Nature loves symmetry. Artists love symmetry. People love symmetry. Mathematicians and computer scientists also love symmetry, with the only exception of mathematical programmers, who always want to break it. Why? Symmetry is of great help in simplifying optimization in a convex setting, but in the discrete case it can trick search algorithms because symmetric solutions are visited time and again. The usual approach to deal with this issue is to destroy symmetry by introducing artificial constraints in the formulation, or by using a clever branching strategy during search. We will outline a different approach, called orbital shrinking, where additional integer variables expressing variable sums within each orbit are used to "encapsulate" model symmetry.

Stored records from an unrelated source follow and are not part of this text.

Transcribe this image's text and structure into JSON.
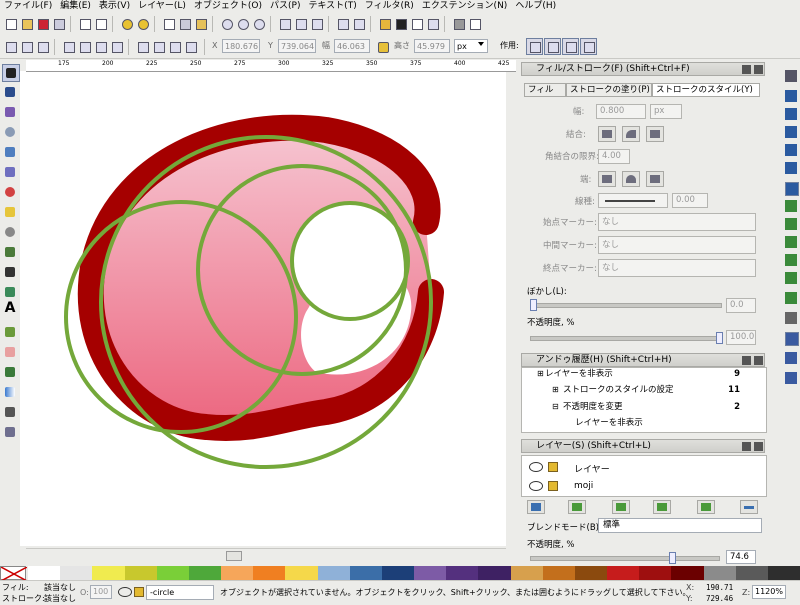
{
  "menu": [
    "ファイル(F)",
    "編集(E)",
    "表示(V)",
    "レイヤー(L)",
    "オブジェクト(O)",
    "パス(P)",
    "テキスト(T)",
    "フィルタ(R)",
    "エクステンション(N)",
    "ヘルプ(H)"
  ],
  "toolbar": {
    "x_label": "X",
    "x_value": "180.676",
    "y_label": "Y",
    "y_value": "739.064",
    "w_label": "幅",
    "w_value": "46.063",
    "h_label": "高さ",
    "h_value": "45.979",
    "unit": "px",
    "affect_label": "作用:"
  },
  "ruler": {
    "ticks": [
      "175",
      "200",
      "225",
      "250",
      "275",
      "300",
      "325",
      "350",
      "375",
      "400",
      "425"
    ]
  },
  "fill_stroke": {
    "title": "フィル/ストローク(F) (Shift+Ctrl+F)",
    "tabs": [
      "フィル",
      "ストロークの塗り(P)",
      "ストロークのスタイル(Y)"
    ],
    "width_label": "幅:",
    "width_value": "0.800",
    "width_unit": "px",
    "join_label": "結合:",
    "miter_label": "角結合の限界:",
    "miter_value": "4.00",
    "cap_label": "端:",
    "dash_label": "線種:",
    "dash_value": "0.00",
    "start_marker_label": "始点マーカー:",
    "start_marker_value": "なし",
    "mid_marker_label": "中間マーカー:",
    "mid_marker_value": "なし",
    "end_marker_label": "終点マーカー:",
    "end_marker_value": "なし",
    "blur_label": "ぼかし(L):",
    "blur_value": "0.0",
    "blur_level": 0.0,
    "opacity_label": "不透明度, %",
    "opacity_value": "100.0",
    "opacity_level": 1.0
  },
  "undo_history": {
    "title": "アンドゥ履歴(H) (Shift+Ctrl+H)",
    "items": [
      {
        "label": "レイヤーを非表示",
        "count": "9"
      },
      {
        "label": "ストロークのスタイルの設定",
        "count": "11"
      },
      {
        "label": "不透明度を変更",
        "count": "2"
      },
      {
        "label": "レイヤーを非表示",
        "count": ""
      }
    ]
  },
  "layers": {
    "title": "レイヤー(S) (Shift+Ctrl+L)",
    "items": [
      "レイヤー",
      "moji"
    ],
    "blend_label": "ブレンドモード(B)",
    "blend_value": "標準",
    "opacity_label": "不透明度, %",
    "opacity_value": "74.6",
    "opacity_level": 0.746
  },
  "palette_colors": [
    "#ffffff",
    "#e5e5e5",
    "#f0eb4f",
    "#c8c82d",
    "#7acf38",
    "#4ea83a",
    "#f6a65a",
    "#f07f21",
    "#f5d84a",
    "#8fb1d8",
    "#3b6ea8",
    "#1c3f78",
    "#7d5ba6",
    "#54307e",
    "#3e2163",
    "#d7a04d",
    "#c36f1c",
    "#8b4a0e",
    "#c61c1c",
    "#9e0f0f",
    "#6b0000",
    "#8b8b8b",
    "#5a5a5a",
    "#2e2e2e"
  ],
  "status": {
    "fill_label": "フィル:",
    "fill_value": "該当なし",
    "stroke_label": "ストローク:",
    "stroke_value": "該当なし",
    "opacity_label": "O:",
    "opacity_value": "100",
    "layer_value": "-circle",
    "message": "オブジェクトが選択されていません。オブジェクトをクリック、Shift+クリック、または囲むようにドラッグして選択して下さい。",
    "x_label": "X:",
    "x_value": "190.71",
    "y_label": "Y:",
    "y_value": "729.46",
    "zoom_label": "Z:",
    "zoom_value": "1120%"
  },
  "colors": {
    "dark_red": "#a50000",
    "green": "#74a83a",
    "pink_top": "#f4b6c4",
    "pink_bottom": "#ed6b84"
  }
}
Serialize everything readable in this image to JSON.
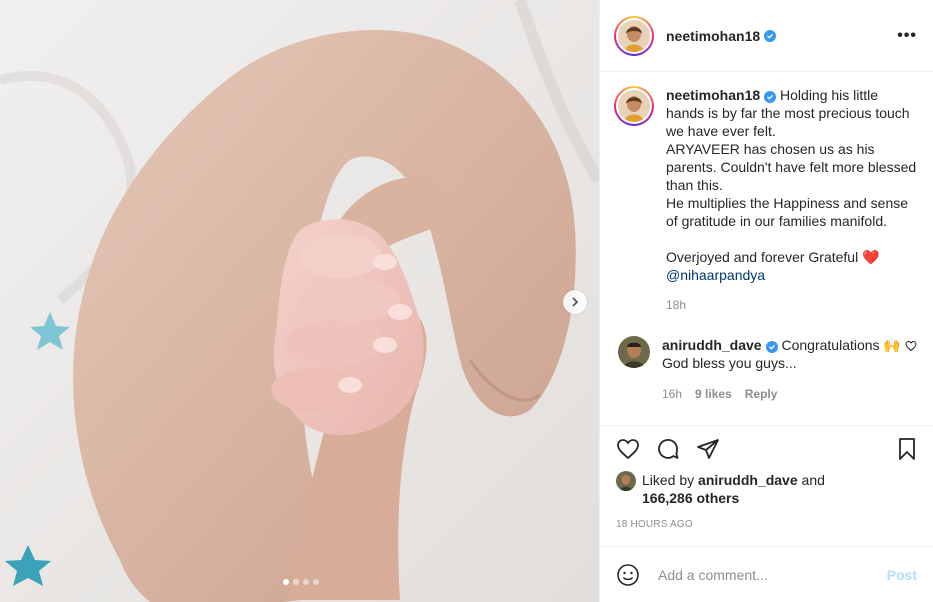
{
  "header": {
    "username": "neetimohan18",
    "more_icon": "ellipsis-icon",
    "more_label": "•••"
  },
  "caption": {
    "username": "neetimohan18",
    "lines": [
      "Holding his little hands is by far the most precious touch we have ever felt.",
      "ARYAVEER has chosen us as his parents. Couldn't have felt more blessed than this.",
      "He multiplies the Happiness and sense of gratitude in our families manifold."
    ],
    "closing": "Overjoyed and forever Grateful",
    "closing_emoji": "❤️",
    "mention": "@nihaarpandya",
    "time": "18h"
  },
  "comment": {
    "username": "aniruddh_dave",
    "text": "Congratulations 🙌God bless you guys...",
    "time": "16h",
    "likes": "9 likes",
    "reply": "Reply"
  },
  "likes": {
    "prefix": "Liked by",
    "user": "aniruddh_dave",
    "and": "and",
    "others": "166,286 others"
  },
  "timestamp": "18 HOURS AGO",
  "add_comment": {
    "placeholder": "Add a comment...",
    "post_label": "Post"
  },
  "carousel": {
    "slide_count": 4,
    "active_slide": 1
  },
  "colors": {
    "verified": "#3897f0",
    "post_button": "#b2dffc",
    "heart": "#ed1c24"
  }
}
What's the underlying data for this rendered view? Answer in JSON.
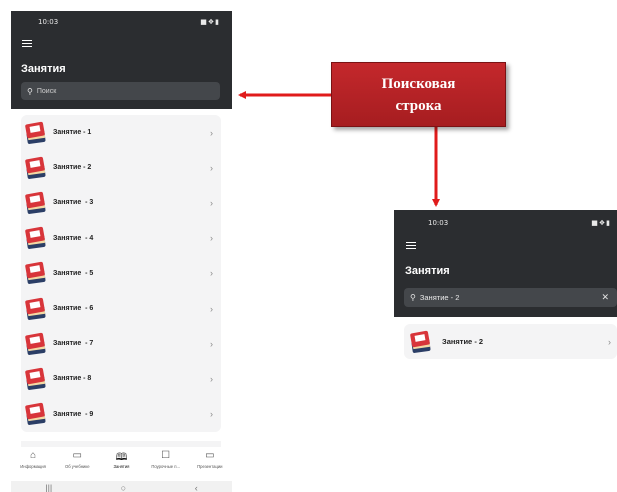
{
  "left_screen": {
    "status_time": "10:03",
    "status_icons": "■ ❖ ▮",
    "title": "Занятия",
    "search_placeholder": "Поиск",
    "items": [
      {
        "label": "Занятие - 1"
      },
      {
        "label": "Занятие - 2"
      },
      {
        "label": "Занятие  - 3"
      },
      {
        "label": "Занятие  - 4"
      },
      {
        "label": "Занятие  - 5"
      },
      {
        "label": "Занятие  - 6"
      },
      {
        "label": "Занятие  - 7"
      },
      {
        "label": "Занятие - 8"
      },
      {
        "label": "Занятие  - 9"
      }
    ],
    "bottom_nav": [
      {
        "label": "Информация",
        "icon": "home-icon",
        "glyph": "⌂"
      },
      {
        "label": "Об учебнике",
        "icon": "folder-icon",
        "glyph": "▭"
      },
      {
        "label": "Занятия",
        "icon": "book-open-icon",
        "glyph": "🕮"
      },
      {
        "label": "Поурочные п...",
        "icon": "inbox-icon",
        "glyph": "☐"
      },
      {
        "label": "Презентации",
        "icon": "presentation-icon",
        "glyph": "▭"
      }
    ],
    "active_nav": "Занятия"
  },
  "callout": {
    "line1": "Поисковая",
    "line2": "строка",
    "color": "#b82327"
  },
  "right_screen": {
    "status_time": "10:03",
    "title": "Занятия",
    "search_value": "Занятие - 2",
    "result": "Занятие - 2"
  },
  "colors": {
    "header": "#2b2d30",
    "list_bg": "#f4f4f5",
    "arrow": "#e01b1b"
  }
}
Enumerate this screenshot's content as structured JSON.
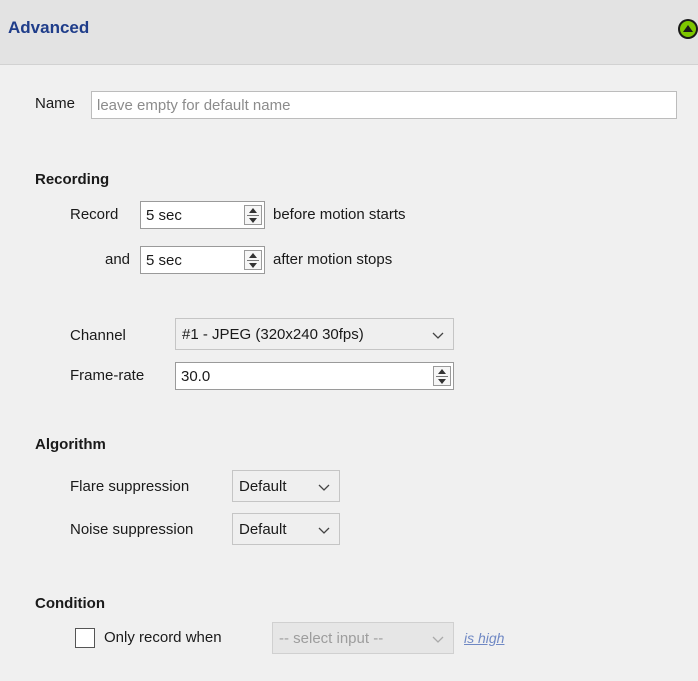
{
  "header": {
    "title": "Advanced",
    "collapse_icon": "collapse-up-icon",
    "accent": "#1f3d8a",
    "icon_color": "#7ec700"
  },
  "name": {
    "label": "Name",
    "placeholder": "leave empty for default name",
    "value": ""
  },
  "recording": {
    "heading": "Recording",
    "pre": {
      "label": "Record",
      "value": "5 sec",
      "suffix": "before motion starts"
    },
    "post": {
      "label": "and",
      "value": "5 sec",
      "suffix": "after motion stops"
    },
    "channel": {
      "label": "Channel",
      "value": "#1 - JPEG (320x240 30fps)"
    },
    "framerate": {
      "label": "Frame-rate",
      "value": "30.0"
    }
  },
  "algorithm": {
    "heading": "Algorithm",
    "flare": {
      "label": "Flare suppression",
      "value": "Default"
    },
    "noise": {
      "label": "Noise suppression",
      "value": "Default"
    }
  },
  "condition": {
    "heading": "Condition",
    "checkbox_label": "Only record when",
    "checked": false,
    "input_select": "-- select input --",
    "state_link": "is high"
  }
}
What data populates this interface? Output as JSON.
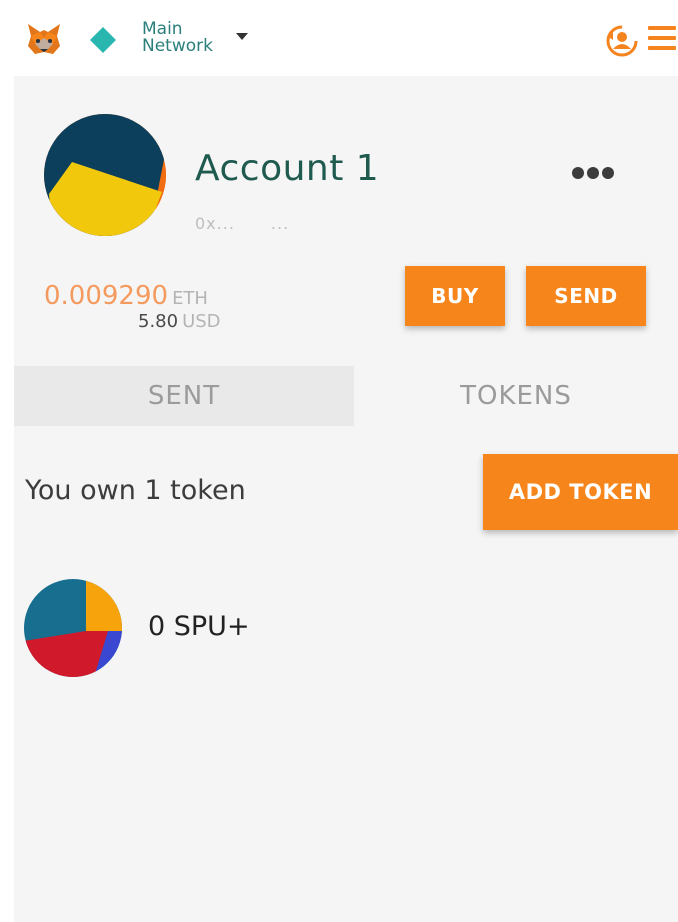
{
  "header": {
    "network_line1": "Main",
    "network_line2": "Network",
    "logo_icon": "metamask-fox-icon",
    "network_icon": "network-diamond-icon",
    "account_icon": "account-switch-icon",
    "menu_icon": "hamburger-menu-icon"
  },
  "account": {
    "name": "Account 1",
    "address_prefix": "0x...",
    "address_suffix": "...",
    "avatar_icon": "identicon-avatar"
  },
  "balance": {
    "eth_value": "0.009290",
    "eth_unit": "ETH",
    "usd_value": "5.80",
    "usd_unit": "USD"
  },
  "actions": {
    "buy_label": "BUY",
    "send_label": "SEND"
  },
  "tabs": [
    {
      "label": "SENT",
      "active": false
    },
    {
      "label": "TOKENS",
      "active": true
    }
  ],
  "tokens_panel": {
    "summary": "You own 1 token",
    "add_label": "ADD TOKEN",
    "items": [
      {
        "amount": "0 SPU+",
        "icon": "token-identicon"
      }
    ]
  },
  "colors": {
    "accent": "#f6851b",
    "account_name": "#1f5a4e",
    "network_text": "#2a7f7a",
    "balance_eth": "#f59a5e"
  }
}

Leo Liberti graduated in Mathematics from Imperial College London and the University of Turin, Italy, and received his Ph.D.~in optimization from Imperial College. He was a postdoctoral fellow at Politecnico di Milano, then a professor at Ecole Polytechnique, France. He is now Research Staff Member at the IBM "TJ Watson" research center in Yorktown Heights. He puts his efforts in helping to shape two communities: Mixed-Integer Nonlinear Programming, and Distance Geometry.